• Africa;
  • herbivore;
  • model;
  • density dependence;
  • carrying capacity;
  • harvest;
  • rainfall dependence;
  • sustainable yield


  • 1
    Where wildlife is not formally protected in Africa, abundant species are often consumptively managed, for benefit, control, or both. Such management should preferably be based on some understanding of the ecological processes regulating populations, the extent to which wildlife conflicts with livestock, and the rates at which wildlife can be harvested on a sustainable basis.
  • 2
    We report the results of a simulation modelling analysis of the dynamics of a plains zebra population in Laikipia District, Kenya. This largely unfenced, non-protected area of 9666 km2 is comprised of privately, publicly, and communally owned properties supporting livestock and wildlife. We examined the influence of rainfall on zebra abundance, and evaluated the sustainability of alternative harvesting regimes.
  • 3
    The model was stage- and sex-structured, corresponding with age/sex classes recognizable in the field. Vital rates and age at first reproduction were adjusted annually using two alternative approaches, both involving annual re-calculation of carrying capacity as a function of rainfall. The first adjustment factor was simply a function of carrying capacity – a solely ‘Rainfall-Dependent’ (RD) mechanism. The second adjustment factor was proportional to the ratio of carrying capacity to population size – a Rainfall-Mediated Density-Dependent (RMDD) mechanism.
  • 4
    Both versions of the model reconstructed known zebra dynamics over the last 16 years within the precision afforded by sample counting. However, RMDD gave a better fit, yielded parameter settings that were meaningful ecologically, and better predicted the impact of a severe drought than did RD. We infer that rainfall strongly influences the abundance of Laikipia's zebras by a mechanism involving adjustments in the strength of density dependence.
  • 5
    Simulations using RMDD suggested that previously allocated annual harvest quotas in Laikipia (up to 15%) might not have been sustainable, but a 6% annual harvest would be a sustainable harvest.
  • 6
    Synthesis and applications: The model captures a fundamental feature of the mechanism by which rainfall limits large-bodied savanna ungulates: populations typically decline faster during dry phases than they can increase during wet phases. As a result, the greater the variation in annual rainfall, the greater the proportion of time the population spends below carrying capacity.
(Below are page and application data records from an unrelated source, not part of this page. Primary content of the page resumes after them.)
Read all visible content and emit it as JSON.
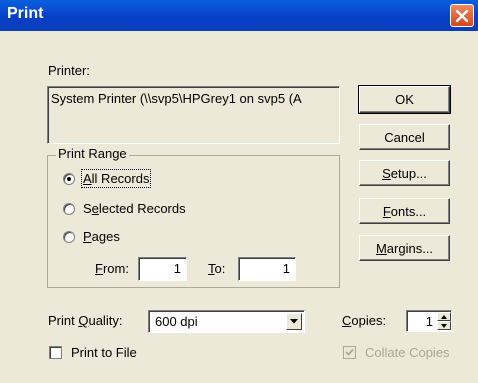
{
  "window": {
    "title": "Print",
    "close_icon": "close-x-icon",
    "close_color": "#d9441b",
    "titlebar_color": "#0a50d8"
  },
  "printer": {
    "label": "Printer:",
    "value": "System Printer (\\\\svp5\\HPGrey1 on svp5 (A"
  },
  "buttons": {
    "ok": "OK",
    "cancel": "Cancel",
    "setup": "Setup...",
    "fonts": "Fonts...",
    "margins": "Margins..."
  },
  "print_range": {
    "label": "Print Range",
    "options": [
      {
        "label": "All Records",
        "selected": true
      },
      {
        "label": "Selected Records",
        "selected": false
      },
      {
        "label": "Pages",
        "selected": false
      }
    ],
    "from_label": "From:",
    "from_value": "1",
    "to_label": "To:",
    "to_value": "1"
  },
  "quality": {
    "label": "Print Quality:",
    "value": "600 dpi",
    "arrow_icon": "dropdown-arrow-icon"
  },
  "print_to_file": {
    "label": "Print to File",
    "checked": false
  },
  "copies": {
    "label": "Copies:",
    "value": "1"
  },
  "collate": {
    "label": "Collate Copies",
    "checked": true,
    "enabled": false
  }
}
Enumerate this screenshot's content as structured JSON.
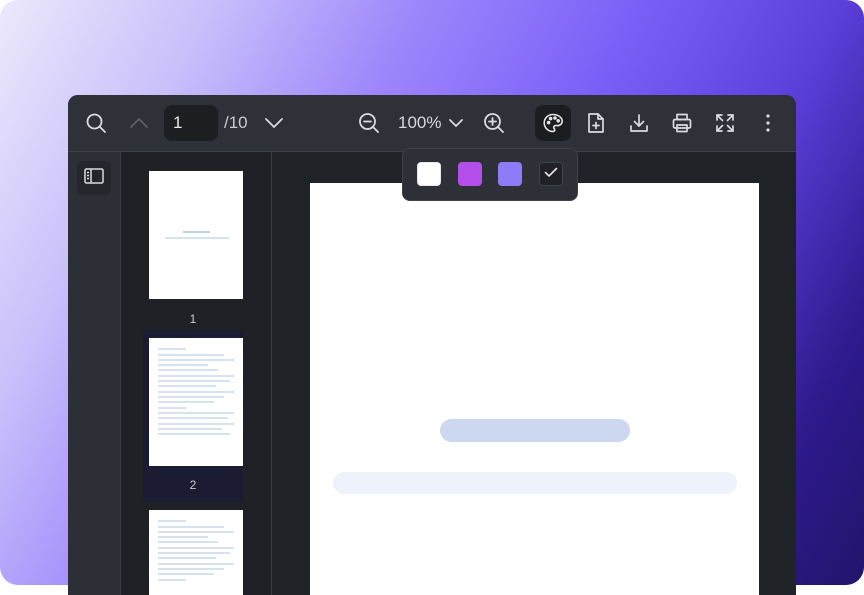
{
  "toolbar": {
    "search_icon": "search-icon",
    "prev_icon": "chevron-up-icon",
    "page_number": "1",
    "page_total": "/10",
    "next_icon": "chevron-down-icon",
    "zoom_out_icon": "zoom-out-icon",
    "zoom_value": "100%",
    "zoom_dropdown_icon": "chevron-down-icon",
    "zoom_in_icon": "zoom-in-icon",
    "theme_icon": "palette-icon",
    "add_page_icon": "file-plus-icon",
    "download_icon": "download-icon",
    "print_icon": "printer-icon",
    "fullscreen_icon": "fullscreen-icon",
    "more_icon": "more-vertical-icon"
  },
  "sidebar": {
    "toggle_icon": "sidebar-toggle-icon"
  },
  "thumbnails": [
    {
      "label": "1"
    },
    {
      "label": "2"
    }
  ],
  "theme_popover": {
    "swatches": [
      {
        "name": "white",
        "color": "#FFFFFF"
      },
      {
        "name": "purple",
        "color": "#B44EEB"
      },
      {
        "name": "lavender",
        "color": "#8C7CF8"
      },
      {
        "name": "dark",
        "color": "#1F2126",
        "selected": true
      }
    ],
    "check_icon": "check-icon"
  },
  "colors": {
    "accent": "#7A5FF7",
    "toolbar_bg": "#2E3137",
    "viewer_bg": "#1F2227"
  }
}
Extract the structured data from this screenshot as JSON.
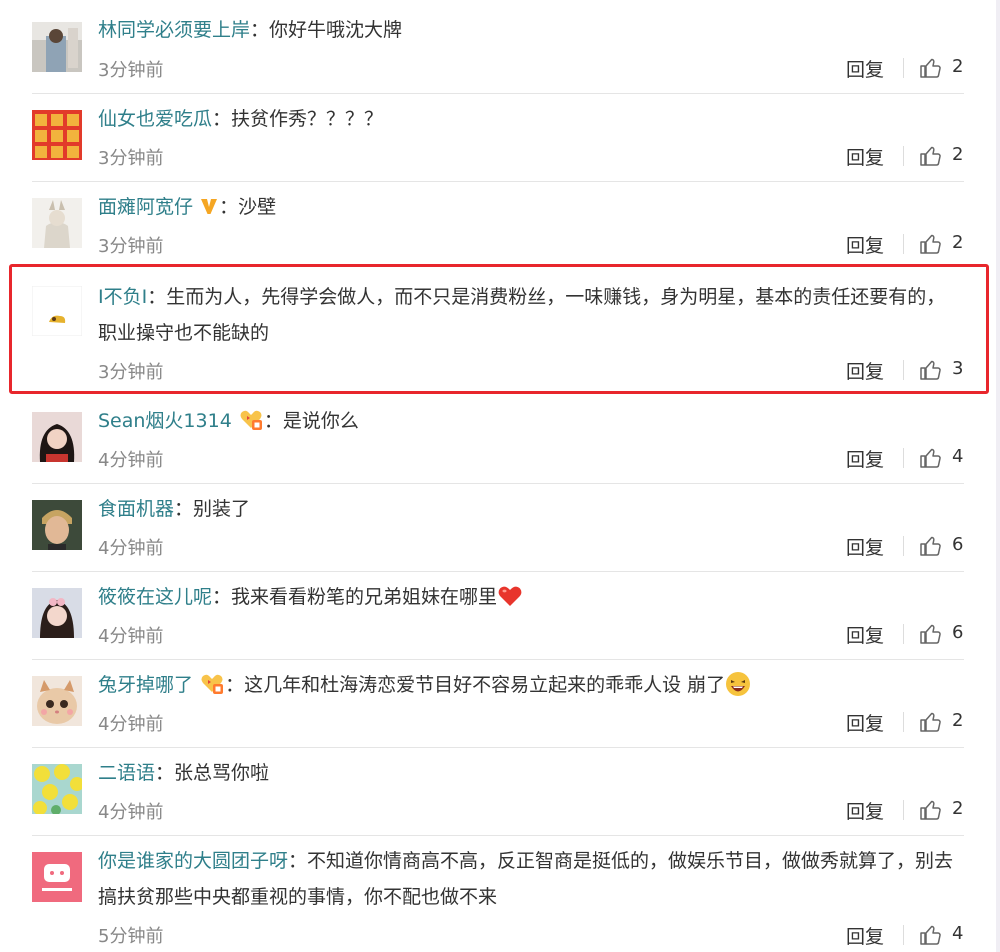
{
  "comments": [
    {
      "name": "林同学必须要上岸",
      "colon": "：",
      "text": "你好牛哦沈大牌",
      "time": "3分钟前",
      "reply": "回复",
      "likes": "2",
      "badge": "",
      "emoji": ""
    },
    {
      "name": "仙女也爱吃瓜",
      "colon": "：",
      "text": "扶贫作秀？？？？",
      "time": "3分钟前",
      "reply": "回复",
      "likes": "2",
      "badge": "",
      "emoji": ""
    },
    {
      "name": "面瘫阿宽仔",
      "colon": "：",
      "text": "沙壁",
      "time": "3分钟前",
      "reply": "回复",
      "likes": "2",
      "badge": "v-badge-icon",
      "emoji": ""
    },
    {
      "name": "I不负I",
      "colon": "：",
      "text": "生而为人，先得学会做人，而不只是消费粉丝，一味赚钱，身为明星，基本的责任还要有的，职业操守也不能缺的",
      "time": "3分钟前",
      "reply": "回复",
      "likes": "3",
      "badge": "",
      "emoji": ""
    },
    {
      "name": "Sean烟火1314",
      "colon": "：",
      "text": "是说你么",
      "time": "4分钟前",
      "reply": "回复",
      "likes": "4",
      "badge": "fan-heart-badge-icon",
      "emoji": ""
    },
    {
      "name": "食面机器",
      "colon": "：",
      "text": "别装了",
      "time": "4分钟前",
      "reply": "回复",
      "likes": "6",
      "badge": "",
      "emoji": ""
    },
    {
      "name": "筱筱在这儿呢",
      "colon": "：",
      "text": "我来看看粉笔的兄弟姐妹在哪里",
      "time": "4分钟前",
      "reply": "回复",
      "likes": "6",
      "badge": "",
      "emoji": "red-heart-emoji"
    },
    {
      "name": "兔牙掉哪了",
      "colon": "：",
      "text": "这几年和杜海涛恋爱节目好不容易立起来的乖乖人设 崩了",
      "time": "4分钟前",
      "reply": "回复",
      "likes": "2",
      "badge": "fan-heart-badge-icon",
      "emoji": "laughing-emoji"
    },
    {
      "name": "二语语",
      "colon": "：",
      "text": "张总骂你啦",
      "time": "4分钟前",
      "reply": "回复",
      "likes": "2",
      "badge": "",
      "emoji": ""
    },
    {
      "name": "你是谁家的大圆团子呀",
      "colon": "：",
      "text": "不知道你情商高不高，反正智商是挺低的，做娱乐节目，做做秀就算了，别去搞扶贫那些中央都重视的事情，你不配也做不来",
      "time": "5分钟前",
      "reply": "回复",
      "likes": "4",
      "badge": "",
      "emoji": ""
    }
  ],
  "colors": {
    "name": "#2f7f8a",
    "highlight": "#e8262c",
    "time": "#888888"
  }
}
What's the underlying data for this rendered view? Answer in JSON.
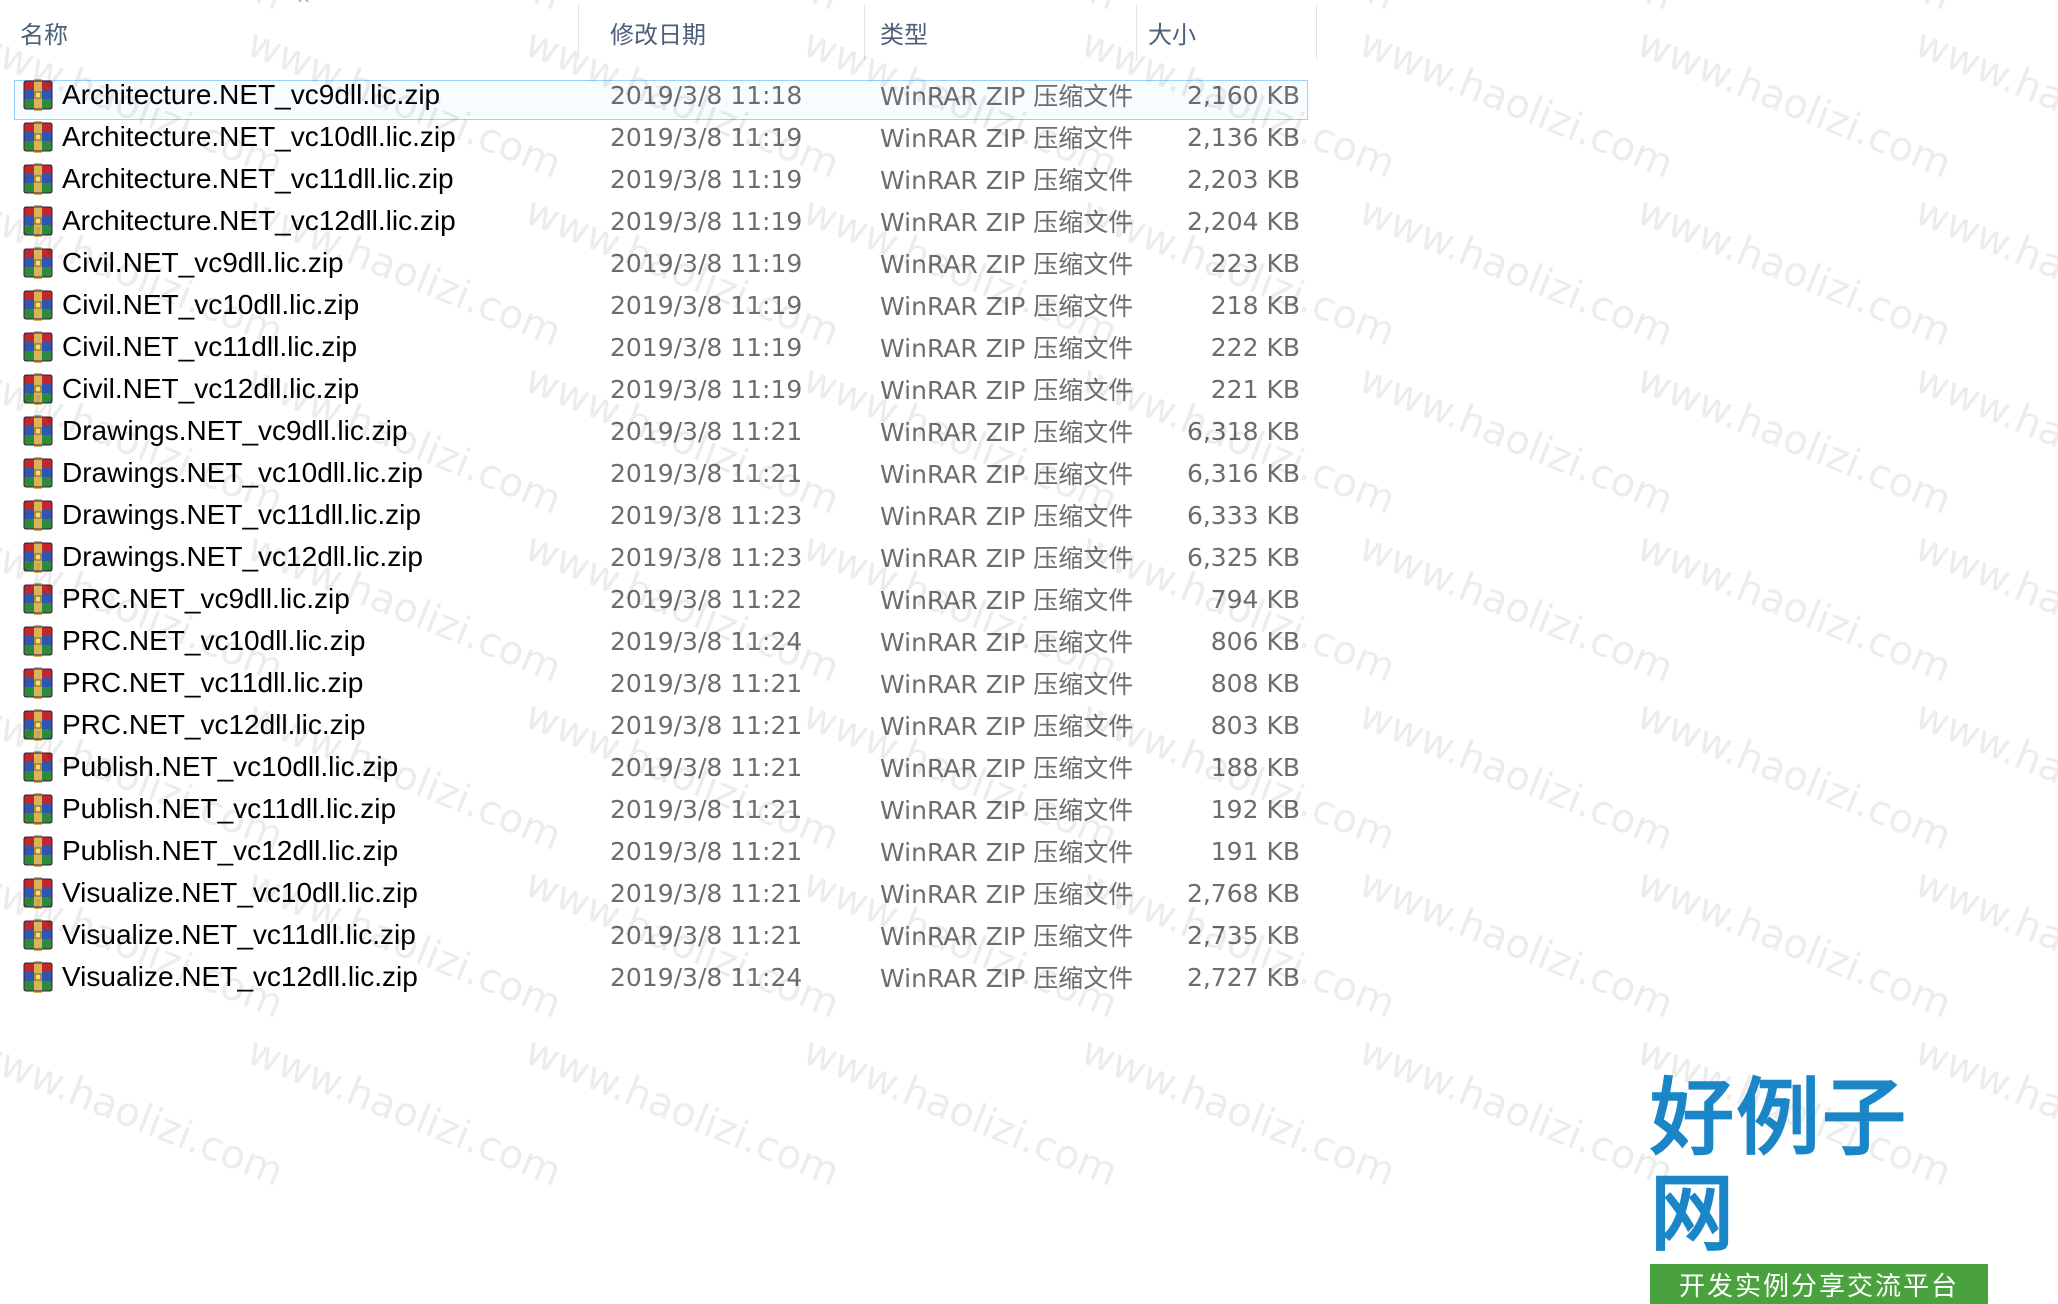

The model has been adopted as the basis for zebra management in Laikipia. To our knowledge, this is the first population-specific model to be used to guide the consumptive management of a wild ungulate in Kenya.